▸ Exercise prompt: What is wanted is an exact copy of all the entries.

App and web page records:
********

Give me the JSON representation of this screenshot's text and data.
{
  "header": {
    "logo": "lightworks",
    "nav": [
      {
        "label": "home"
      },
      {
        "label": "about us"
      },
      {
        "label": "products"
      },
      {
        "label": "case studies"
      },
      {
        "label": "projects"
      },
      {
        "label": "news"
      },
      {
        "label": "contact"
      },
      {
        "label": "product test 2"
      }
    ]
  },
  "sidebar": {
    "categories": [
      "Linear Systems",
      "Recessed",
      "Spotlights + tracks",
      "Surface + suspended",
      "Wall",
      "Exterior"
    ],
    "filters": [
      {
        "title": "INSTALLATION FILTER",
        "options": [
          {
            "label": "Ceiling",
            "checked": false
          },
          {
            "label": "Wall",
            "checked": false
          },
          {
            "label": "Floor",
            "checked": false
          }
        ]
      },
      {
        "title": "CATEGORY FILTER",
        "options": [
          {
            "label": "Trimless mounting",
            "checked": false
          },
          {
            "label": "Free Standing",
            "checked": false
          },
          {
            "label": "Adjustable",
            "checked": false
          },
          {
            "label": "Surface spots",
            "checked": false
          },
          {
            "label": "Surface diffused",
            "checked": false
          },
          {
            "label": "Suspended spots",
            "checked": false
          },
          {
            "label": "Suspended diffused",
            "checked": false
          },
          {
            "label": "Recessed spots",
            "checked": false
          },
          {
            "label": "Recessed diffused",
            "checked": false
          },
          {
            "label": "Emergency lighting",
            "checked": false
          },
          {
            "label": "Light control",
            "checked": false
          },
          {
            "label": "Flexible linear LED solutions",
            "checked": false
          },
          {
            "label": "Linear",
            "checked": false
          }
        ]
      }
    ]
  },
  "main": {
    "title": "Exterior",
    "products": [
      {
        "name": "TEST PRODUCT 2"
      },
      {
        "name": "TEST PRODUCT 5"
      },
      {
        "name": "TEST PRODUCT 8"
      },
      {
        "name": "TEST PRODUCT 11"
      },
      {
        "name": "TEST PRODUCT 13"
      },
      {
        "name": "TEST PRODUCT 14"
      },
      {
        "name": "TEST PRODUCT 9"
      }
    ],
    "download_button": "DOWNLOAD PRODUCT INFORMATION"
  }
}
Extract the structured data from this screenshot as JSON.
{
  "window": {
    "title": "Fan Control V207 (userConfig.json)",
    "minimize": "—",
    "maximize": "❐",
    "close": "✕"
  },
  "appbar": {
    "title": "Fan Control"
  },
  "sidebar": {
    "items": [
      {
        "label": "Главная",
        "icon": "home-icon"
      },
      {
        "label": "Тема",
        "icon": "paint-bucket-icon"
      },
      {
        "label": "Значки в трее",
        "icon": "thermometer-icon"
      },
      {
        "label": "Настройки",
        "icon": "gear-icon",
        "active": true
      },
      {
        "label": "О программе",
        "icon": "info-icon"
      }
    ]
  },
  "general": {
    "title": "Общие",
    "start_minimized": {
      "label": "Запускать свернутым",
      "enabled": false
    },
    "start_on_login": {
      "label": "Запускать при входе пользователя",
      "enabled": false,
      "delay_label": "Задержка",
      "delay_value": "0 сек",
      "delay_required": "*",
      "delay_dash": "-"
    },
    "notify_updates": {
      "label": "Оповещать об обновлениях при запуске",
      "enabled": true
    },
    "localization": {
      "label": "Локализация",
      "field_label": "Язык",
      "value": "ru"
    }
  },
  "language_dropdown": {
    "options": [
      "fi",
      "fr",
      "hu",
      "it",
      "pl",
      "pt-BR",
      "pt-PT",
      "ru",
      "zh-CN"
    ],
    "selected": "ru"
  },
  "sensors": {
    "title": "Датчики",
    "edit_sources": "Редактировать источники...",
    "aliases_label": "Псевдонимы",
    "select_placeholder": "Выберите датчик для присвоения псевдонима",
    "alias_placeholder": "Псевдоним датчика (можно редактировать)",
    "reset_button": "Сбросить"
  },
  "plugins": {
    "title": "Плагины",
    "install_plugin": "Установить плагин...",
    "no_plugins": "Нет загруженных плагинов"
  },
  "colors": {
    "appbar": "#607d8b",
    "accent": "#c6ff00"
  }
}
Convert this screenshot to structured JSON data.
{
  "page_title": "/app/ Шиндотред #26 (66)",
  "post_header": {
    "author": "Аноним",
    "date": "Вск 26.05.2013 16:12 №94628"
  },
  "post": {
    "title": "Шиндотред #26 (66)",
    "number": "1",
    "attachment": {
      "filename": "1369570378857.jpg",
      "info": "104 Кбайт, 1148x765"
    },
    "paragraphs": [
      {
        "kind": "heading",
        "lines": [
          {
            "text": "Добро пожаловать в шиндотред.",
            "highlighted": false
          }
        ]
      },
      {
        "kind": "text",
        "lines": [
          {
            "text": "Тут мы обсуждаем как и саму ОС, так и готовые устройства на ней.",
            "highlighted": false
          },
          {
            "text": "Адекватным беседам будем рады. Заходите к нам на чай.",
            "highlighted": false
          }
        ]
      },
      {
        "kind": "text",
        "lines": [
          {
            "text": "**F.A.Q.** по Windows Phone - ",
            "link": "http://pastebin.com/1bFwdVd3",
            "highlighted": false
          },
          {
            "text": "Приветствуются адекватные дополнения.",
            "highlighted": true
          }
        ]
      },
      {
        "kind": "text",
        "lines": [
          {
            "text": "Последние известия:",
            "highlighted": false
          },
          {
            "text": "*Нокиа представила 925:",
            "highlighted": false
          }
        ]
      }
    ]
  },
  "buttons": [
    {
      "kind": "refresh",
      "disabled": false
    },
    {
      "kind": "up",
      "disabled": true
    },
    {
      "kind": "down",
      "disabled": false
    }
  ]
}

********

▸ Problem solution:
Give me the JSON representation of this screenshot's text and data.
{
  "header": {
    "logo": "lightworks",
    "nav": [
      {
        "label": "home"
      },
      {
        "label": "about us"
      },
      {
        "label": "products"
      },
      {
        "label": "case studies"
      },
      {
        "label": "projects"
      },
      {
        "label": "news"
      },
      {
        "label": "contact"
      },
      {
        "label": "product test 2"
      }
    ]
  },
  "sidebar": {
    "categories": [
      "Linear Systems",
      "Recessed",
      "Spotlights + tracks",
      "Surface + suspended",
      "Wall",
      "Exterior"
    ],
    "filters": [
      {
        "title": "INSTALLATION FILTER",
        "options": [
          {
            "label": "Ceiling",
            "checked": false
          },
          {
            "label": "Wall",
            "checked": false
          },
          {
            "label": "Floor",
            "checked": false
          }
        ]
      },
      {
        "title": "CATEGORY FILTER",
        "options": [
          {
            "label": "Trimless mounting",
            "checked": false
          },
          {
            "label": "Free Standing",
            "checked": false
          },
          {
            "label": "Adjustable",
            "checked": false
          },
          {
            "label": "Surface spots",
            "checked": false
          },
          {
            "label": "Surface diffused",
            "checked": false
          },
          {
            "label": "Suspended spots",
            "checked": false
          },
          {
            "label": "Suspended diffused",
            "checked": false
          },
          {
            "label": "Recessed spots",
            "checked": false
          },
          {
            "label": "Recessed diffused",
            "checked": false
          },
          {
            "label": "Emergency lighting",
            "checked": false
          },
          {
            "label": "Light control",
            "checked": false
          },
          {
            "label": "Flexible linear LED solutions",
            "checked": false
          },
          {
            "label": "Linear",
            "checked": false
          }
        ]
      }
    ]
  },
  "main": {
    "title": "Exterior",
    "products": [
      {
        "name": "TEST PRODUCT 2"
      },
      {
        "name": "TEST PRODUCT 5"
      },
      {
        "name": "TEST PRODUCT 8"
      },
      {
        "name": "TEST PRODUCT 11"
      },
      {
        "name": "TEST PRODUCT 13"
      },
      {
        "name": "TEST PRODUCT 14"
      },
      {
        "name": "TEST PRODUCT 9"
      }
    ],
    "download_button": "DOWNLOAD PRODUCT INFORMATION"
  }
}
Extract the structured data from this screenshot as JSON.
{
  "window": {
    "title": "Fan Control V207 (userConfig.json)",
    "minimize": "—",
    "maximize": "❐",
    "close": "✕"
  },
  "appbar": {
    "title": "Fan Control"
  },
  "sidebar": {
    "items": [
      {
        "label": "Главная",
        "icon": "home-icon"
      },
      {
        "label": "Тема",
        "icon": "paint-bucket-icon"
      },
      {
        "label": "Значки в трее",
        "icon": "thermometer-icon"
      },
      {
        "label": "Настройки",
        "icon": "gear-icon",
        "active": true
      },
      {
        "label": "О программе",
        "icon": "info-icon"
      }
    ]
  },
  "general": {
    "title": "Общие",
    "start_minimized": {
      "label": "Запускать свернутым",
      "enabled": false
    },
    "start_on_login": {
      "label": "Запускать при входе пользователя",
      "enabled": false,
      "delay_label": "Задержка",
      "delay_value": "0 сек",
      "delay_required": "*",
      "delay_dash": "-"
    },
    "notify_updates": {
      "label": "Оповещать об обновлениях при запуске",
      "enabled": true
    },
    "localization": {
      "label": "Локализация",
      "field_label": "Язык",
      "value": "ru"
    }
  },
  "language_dropdown": {
    "options": [
      "fi",
      "fr",
      "hu",
      "it",
      "pl",
      "pt-BR",
      "pt-PT",
      "ru",
      "zh-CN"
    ],
    "selected": "ru"
  },
  "sensors": {
    "title": "Датчики",
    "edit_sources": "Редактировать источники...",
    "aliases_label": "Псевдонимы",
    "select_placeholder": "Выберите датчик для присвоения псевдонима",
    "alias_placeholder": "Псевдоним датчика (можно редактировать)",
    "reset_button": "Сбросить"
  },
  "plugins": {
    "title": "Плагины",
    "install_plugin": "Установить плагин...",
    "no_plugins": "Нет загруженных плагинов"
  },
  "colors": {
    "appbar": "#607d8b",
    "accent": "#c6ff00"
  }
}
Convert this screenshot to structured JSON data.
{
  "page_title": "/app/ Шиндотред #26 (66)",
  "post_header": {
    "author": "Аноним",
    "date": "Вск 26.05.2013 16:12 №94628"
  },
  "post": {
    "title": "Шиндотред #26 (66)",
    "number": "1",
    "attachment": {
      "filename": "1369570378857.jpg",
      "info": "104 Кбайт, 1148x765"
    },
    "paragraphs": [
      {
        "kind": "heading",
        "lines": [
          {
            "text": "Добро пожаловать в шиндотред.",
            "highlighted": false
          }
        ]
      },
      {
        "kind": "text",
        "lines": [
          {
            "text": "Тут мы обсуждаем как и саму ОС, так и готовые устройства на ней.",
            "highlighted": false
          },
          {
            "text": "Адекватным беседам будем рады. Заходите к нам на чай.",
            "highlighted": false
          }
        ]
      },
      {
        "kind": "text",
        "lines": [
          {
            "text": "**F.A.Q.** по Windows Phone - ",
            "link": "http://pastebin.com/1bFwdVd3",
            "highlighted": false
          },
          {
            "text": "Приветствуются адекватные дополнения.",
            "highlighted": true
          }
        ]
      },
      {
        "kind": "text",
        "lines": [
          {
            "text": "Последние известия:",
            "highlighted": false
          },
          {
            "text": "*Нокиа представила 925:",
            "highlighted": false
          }
        ]
      }
    ]
  },
  "buttons": [
    {
      "kind": "refresh",
      "disabled": false
    },
    {
      "kind": "up",
      "disabled": true
    },
    {
      "kind": "down",
      "disabled": false
    }
  ]
}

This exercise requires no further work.